Identify every line in the records below that contains the word "this", and copy each of those lines.
── Supplied data ──
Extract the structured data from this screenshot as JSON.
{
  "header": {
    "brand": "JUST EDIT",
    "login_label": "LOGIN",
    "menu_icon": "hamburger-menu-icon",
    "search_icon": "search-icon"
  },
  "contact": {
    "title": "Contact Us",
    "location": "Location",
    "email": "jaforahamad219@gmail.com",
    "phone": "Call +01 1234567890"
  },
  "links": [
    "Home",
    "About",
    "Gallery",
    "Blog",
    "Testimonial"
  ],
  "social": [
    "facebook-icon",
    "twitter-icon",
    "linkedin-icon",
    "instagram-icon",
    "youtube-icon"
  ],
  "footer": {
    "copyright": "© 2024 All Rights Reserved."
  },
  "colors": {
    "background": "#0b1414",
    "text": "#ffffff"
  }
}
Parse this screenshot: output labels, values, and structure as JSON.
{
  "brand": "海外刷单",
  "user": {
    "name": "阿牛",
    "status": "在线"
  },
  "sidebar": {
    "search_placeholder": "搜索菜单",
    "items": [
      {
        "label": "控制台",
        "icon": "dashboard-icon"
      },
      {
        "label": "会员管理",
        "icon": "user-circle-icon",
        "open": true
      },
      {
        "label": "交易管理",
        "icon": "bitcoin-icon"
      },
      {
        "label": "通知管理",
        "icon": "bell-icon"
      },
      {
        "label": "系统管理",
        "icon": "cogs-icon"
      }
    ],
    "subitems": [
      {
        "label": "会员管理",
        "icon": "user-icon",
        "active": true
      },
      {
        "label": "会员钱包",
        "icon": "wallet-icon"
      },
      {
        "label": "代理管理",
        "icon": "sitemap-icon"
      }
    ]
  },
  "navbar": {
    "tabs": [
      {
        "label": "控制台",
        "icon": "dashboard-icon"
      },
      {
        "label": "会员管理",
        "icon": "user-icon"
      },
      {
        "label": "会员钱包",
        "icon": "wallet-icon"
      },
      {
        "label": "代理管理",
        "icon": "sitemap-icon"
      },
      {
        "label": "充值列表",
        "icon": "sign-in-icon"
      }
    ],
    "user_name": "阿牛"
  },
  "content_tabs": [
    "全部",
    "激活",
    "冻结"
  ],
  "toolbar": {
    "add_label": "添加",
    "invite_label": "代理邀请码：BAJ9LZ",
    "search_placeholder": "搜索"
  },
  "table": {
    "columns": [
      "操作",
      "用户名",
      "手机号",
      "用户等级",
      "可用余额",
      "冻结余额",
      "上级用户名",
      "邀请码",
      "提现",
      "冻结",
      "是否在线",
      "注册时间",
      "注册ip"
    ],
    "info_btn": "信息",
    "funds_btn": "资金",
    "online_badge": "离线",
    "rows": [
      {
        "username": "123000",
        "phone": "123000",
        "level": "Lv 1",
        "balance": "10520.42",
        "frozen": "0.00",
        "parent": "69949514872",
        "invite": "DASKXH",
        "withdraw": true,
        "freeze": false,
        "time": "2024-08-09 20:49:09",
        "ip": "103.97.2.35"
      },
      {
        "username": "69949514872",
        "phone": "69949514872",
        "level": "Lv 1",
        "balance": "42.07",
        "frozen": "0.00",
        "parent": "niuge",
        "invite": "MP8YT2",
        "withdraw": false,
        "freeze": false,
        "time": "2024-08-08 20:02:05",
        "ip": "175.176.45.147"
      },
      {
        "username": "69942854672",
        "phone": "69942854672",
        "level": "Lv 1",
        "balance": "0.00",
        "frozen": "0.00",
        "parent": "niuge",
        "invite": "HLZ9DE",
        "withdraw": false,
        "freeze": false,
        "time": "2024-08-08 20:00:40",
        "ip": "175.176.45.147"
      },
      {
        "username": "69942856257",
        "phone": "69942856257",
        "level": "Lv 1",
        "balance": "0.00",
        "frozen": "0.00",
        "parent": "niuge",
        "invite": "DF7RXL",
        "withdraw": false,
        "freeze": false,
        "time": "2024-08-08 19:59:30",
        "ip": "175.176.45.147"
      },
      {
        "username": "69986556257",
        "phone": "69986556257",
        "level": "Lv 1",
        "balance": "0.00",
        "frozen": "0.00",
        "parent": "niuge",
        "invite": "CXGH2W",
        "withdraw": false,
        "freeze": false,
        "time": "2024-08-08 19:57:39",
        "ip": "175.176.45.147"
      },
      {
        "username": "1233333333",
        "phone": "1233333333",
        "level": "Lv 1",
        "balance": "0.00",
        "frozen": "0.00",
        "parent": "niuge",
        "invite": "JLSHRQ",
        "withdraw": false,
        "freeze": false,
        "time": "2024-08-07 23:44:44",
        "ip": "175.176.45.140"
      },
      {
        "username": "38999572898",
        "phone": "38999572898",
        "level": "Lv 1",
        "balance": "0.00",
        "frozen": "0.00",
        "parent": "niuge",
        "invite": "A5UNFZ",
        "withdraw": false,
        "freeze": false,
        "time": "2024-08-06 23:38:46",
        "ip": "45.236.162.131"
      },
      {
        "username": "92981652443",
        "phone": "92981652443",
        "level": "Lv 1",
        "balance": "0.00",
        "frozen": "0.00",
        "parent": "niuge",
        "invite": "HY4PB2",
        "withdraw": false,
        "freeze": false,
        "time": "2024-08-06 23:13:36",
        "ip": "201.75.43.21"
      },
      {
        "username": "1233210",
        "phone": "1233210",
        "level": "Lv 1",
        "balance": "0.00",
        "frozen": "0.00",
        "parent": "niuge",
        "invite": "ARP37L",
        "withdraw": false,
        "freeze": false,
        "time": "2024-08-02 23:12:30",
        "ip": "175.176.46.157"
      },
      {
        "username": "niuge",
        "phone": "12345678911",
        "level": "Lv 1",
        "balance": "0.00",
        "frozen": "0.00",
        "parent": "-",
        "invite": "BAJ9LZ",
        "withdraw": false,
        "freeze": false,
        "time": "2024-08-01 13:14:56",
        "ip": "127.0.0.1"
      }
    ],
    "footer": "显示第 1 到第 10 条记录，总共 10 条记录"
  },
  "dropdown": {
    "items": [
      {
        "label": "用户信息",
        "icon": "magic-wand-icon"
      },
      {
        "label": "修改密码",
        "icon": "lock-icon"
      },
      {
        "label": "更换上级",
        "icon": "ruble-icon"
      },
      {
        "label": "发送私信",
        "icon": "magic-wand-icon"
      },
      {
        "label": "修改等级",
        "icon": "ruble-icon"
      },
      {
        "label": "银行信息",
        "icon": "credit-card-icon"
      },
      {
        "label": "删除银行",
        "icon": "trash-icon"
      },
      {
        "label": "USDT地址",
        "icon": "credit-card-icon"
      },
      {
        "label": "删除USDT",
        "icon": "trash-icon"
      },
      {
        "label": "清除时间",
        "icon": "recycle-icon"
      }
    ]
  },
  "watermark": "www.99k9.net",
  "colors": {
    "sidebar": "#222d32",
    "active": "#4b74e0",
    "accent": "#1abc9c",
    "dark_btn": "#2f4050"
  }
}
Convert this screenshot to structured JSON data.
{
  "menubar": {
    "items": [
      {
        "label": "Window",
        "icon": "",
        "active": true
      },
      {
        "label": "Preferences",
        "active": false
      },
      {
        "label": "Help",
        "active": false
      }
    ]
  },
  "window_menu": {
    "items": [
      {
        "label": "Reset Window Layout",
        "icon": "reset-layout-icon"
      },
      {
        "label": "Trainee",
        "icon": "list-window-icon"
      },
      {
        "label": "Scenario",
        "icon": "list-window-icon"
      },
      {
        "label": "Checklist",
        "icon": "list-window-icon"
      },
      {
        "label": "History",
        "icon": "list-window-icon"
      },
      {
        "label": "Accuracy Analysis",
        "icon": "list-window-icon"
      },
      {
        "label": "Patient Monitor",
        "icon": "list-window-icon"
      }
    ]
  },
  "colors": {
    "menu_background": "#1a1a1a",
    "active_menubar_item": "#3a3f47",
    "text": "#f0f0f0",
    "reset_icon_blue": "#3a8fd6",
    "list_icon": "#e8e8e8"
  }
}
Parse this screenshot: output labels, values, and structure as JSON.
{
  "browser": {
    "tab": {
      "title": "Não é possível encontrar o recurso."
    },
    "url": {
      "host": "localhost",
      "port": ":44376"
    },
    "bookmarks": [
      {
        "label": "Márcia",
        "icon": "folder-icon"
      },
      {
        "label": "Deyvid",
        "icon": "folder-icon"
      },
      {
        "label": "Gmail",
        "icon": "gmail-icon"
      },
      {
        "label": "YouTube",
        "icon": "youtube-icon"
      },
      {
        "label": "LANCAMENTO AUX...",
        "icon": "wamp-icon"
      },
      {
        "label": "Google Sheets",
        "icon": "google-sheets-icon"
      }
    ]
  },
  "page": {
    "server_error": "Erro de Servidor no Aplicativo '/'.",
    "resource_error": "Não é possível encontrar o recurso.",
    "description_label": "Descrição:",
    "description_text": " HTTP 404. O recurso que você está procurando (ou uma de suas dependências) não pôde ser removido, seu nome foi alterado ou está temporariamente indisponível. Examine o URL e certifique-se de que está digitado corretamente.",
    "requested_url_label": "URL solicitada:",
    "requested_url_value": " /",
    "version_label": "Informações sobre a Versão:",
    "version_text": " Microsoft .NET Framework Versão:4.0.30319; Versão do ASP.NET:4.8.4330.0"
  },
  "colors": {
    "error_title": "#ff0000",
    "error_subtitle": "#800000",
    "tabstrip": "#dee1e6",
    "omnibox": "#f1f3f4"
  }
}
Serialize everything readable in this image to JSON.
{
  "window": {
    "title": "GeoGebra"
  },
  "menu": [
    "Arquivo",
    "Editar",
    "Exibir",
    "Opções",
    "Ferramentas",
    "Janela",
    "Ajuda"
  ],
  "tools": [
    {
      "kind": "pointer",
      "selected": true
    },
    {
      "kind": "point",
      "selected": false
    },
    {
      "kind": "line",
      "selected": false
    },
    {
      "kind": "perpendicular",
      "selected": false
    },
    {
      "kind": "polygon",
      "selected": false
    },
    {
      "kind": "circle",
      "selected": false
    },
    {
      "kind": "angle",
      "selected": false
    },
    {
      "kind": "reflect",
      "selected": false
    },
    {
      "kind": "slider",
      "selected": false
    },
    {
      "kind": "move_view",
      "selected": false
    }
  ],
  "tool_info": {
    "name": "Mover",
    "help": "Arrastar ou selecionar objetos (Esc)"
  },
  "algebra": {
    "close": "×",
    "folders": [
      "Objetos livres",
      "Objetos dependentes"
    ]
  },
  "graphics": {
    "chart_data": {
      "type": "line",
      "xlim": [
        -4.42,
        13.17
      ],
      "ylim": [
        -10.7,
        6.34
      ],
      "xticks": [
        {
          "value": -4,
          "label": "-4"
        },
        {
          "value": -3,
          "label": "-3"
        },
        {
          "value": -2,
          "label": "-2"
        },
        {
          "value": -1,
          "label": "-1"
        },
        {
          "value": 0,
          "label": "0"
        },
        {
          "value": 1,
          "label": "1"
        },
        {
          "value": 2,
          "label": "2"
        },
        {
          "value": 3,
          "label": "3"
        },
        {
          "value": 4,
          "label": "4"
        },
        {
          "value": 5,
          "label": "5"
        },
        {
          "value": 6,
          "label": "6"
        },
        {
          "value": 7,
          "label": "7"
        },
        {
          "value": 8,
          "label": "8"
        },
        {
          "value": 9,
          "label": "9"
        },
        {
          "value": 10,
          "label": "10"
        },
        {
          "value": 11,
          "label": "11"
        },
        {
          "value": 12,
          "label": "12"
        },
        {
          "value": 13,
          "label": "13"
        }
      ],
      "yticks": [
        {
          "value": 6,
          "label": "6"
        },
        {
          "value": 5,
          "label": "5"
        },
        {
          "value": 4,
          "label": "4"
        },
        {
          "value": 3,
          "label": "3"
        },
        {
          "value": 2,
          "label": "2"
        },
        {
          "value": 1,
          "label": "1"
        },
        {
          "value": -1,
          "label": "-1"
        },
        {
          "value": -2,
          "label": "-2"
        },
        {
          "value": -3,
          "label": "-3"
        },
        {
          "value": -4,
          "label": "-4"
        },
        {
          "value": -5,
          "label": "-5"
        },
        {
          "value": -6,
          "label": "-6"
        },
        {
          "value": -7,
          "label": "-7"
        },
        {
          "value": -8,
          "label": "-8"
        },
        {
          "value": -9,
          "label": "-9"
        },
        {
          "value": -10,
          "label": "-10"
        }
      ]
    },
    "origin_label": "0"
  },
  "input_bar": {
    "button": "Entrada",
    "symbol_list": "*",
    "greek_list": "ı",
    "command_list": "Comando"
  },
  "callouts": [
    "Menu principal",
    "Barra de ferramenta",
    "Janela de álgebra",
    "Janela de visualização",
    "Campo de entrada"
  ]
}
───
- _Your solution_
Extract the structured data from this screenshot as JSON.
Parse this screenshot: output labels, values, and structure as JSON.
Convert this screenshot to structured JSON data.
Parse this screenshot: output labels, values, and structure as JSON.
Serialize everything readable in this image to JSON.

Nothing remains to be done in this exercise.